KINSHASA - Politicians on all sides called for calm yesterday after Joseph Kabila was declared the winner of the Democratic Republic of Congo's bitterly fought presidential election.
Kabila took 58,05 percent of the vote in the October 29 second-round ballot, compared with 41,9 percent for his rival, vice-president Jean- Pierre Bemba, the country's Independent Electoral Commission said.
In a statement shortly after the results were announced late on Wednesday, Kabila appealed to his countrymen to demonstrate "brotherhood and tolerance" in the election aftermath.
The DRC's first multi-party election in more than four decades was marred by clashes between rival security forces loyal to Kabila or Bemba, a former rebel leader.
But fears of further violence in the immediate aftermath of the final results proved unfounded as the streets of Kinshasa, a Bemba stronghold, were calm early yesterday.
Kabila's party called for "unity and reconciliation" in the wake of the commission's announcement.
"This is a victory for all Congolese people - it is a historic moment for our country," said the party's Olivier Kamitatu.
"Everyone will have their place. Everyone will have a role to play. Everyone will express themselves for the betterment of the country."
Bemba's cabinet chief Fidele Babala denounced the outcome as an "electoral hold-up" late on Wednesday - a reference to complaints about irregularities, which have been dismissed by local and foreign monitors.
But by yesterday morning, after a night of celebrations in Kabila strongholds in the east of the massive central African country, Bemba's camp was choosing its words more carefully.
"People were expecting a war plan from us, some troubles.
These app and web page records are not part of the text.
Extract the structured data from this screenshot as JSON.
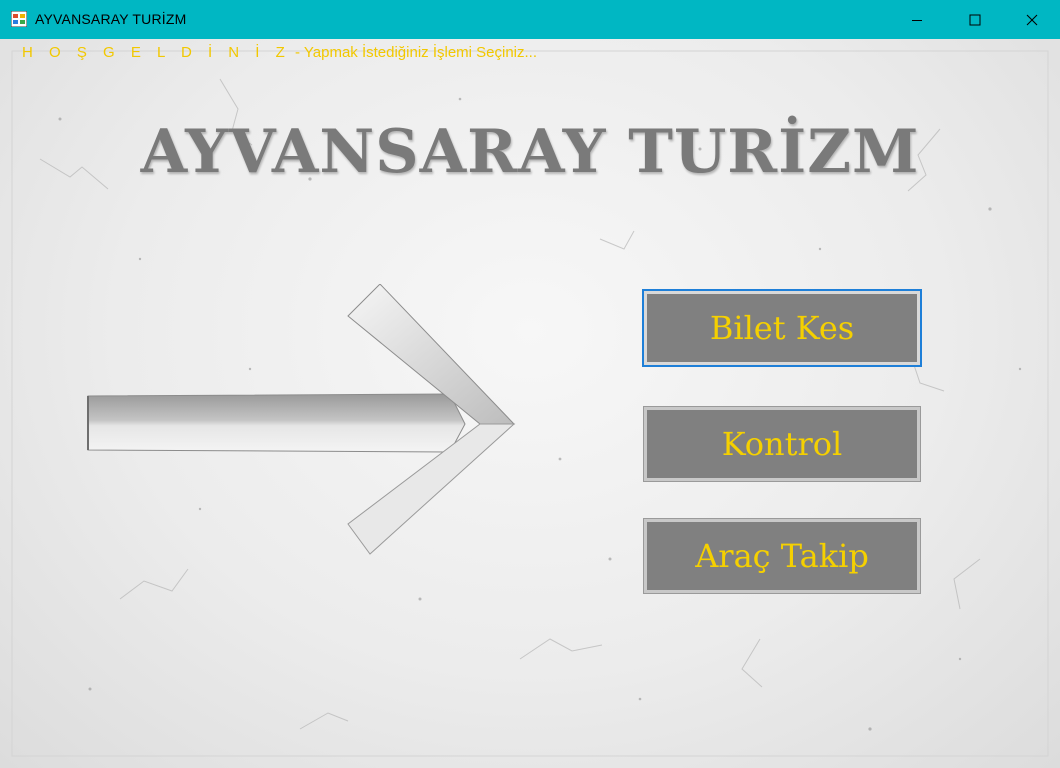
{
  "window": {
    "title": "AYVANSARAY TURİZM"
  },
  "welcome": {
    "greeting": "H O Ş G E L D İ N İ Z",
    "separator": " - ",
    "instruction": "Yapmak İstediğiniz İşlemi Seçiniz..."
  },
  "main": {
    "title": "AYVANSARAY TURİZM"
  },
  "menu": {
    "bilet_kes": "Bilet Kes",
    "kontrol": "Kontrol",
    "arac_takip": "Araç Takip"
  },
  "colors": {
    "titlebar": "#00b7c3",
    "accent_text": "#f2c800",
    "button_bg": "#808080",
    "focus_border": "#1e7fd8"
  }
}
But we're not into that," Babala said.
The UN mission in the DRC said it "congratulates the Congolese people for the peaceful way in which they cast their votes and calls on them to continue to remain calm as the country awaits the final results of the polls". - Sapa-AFP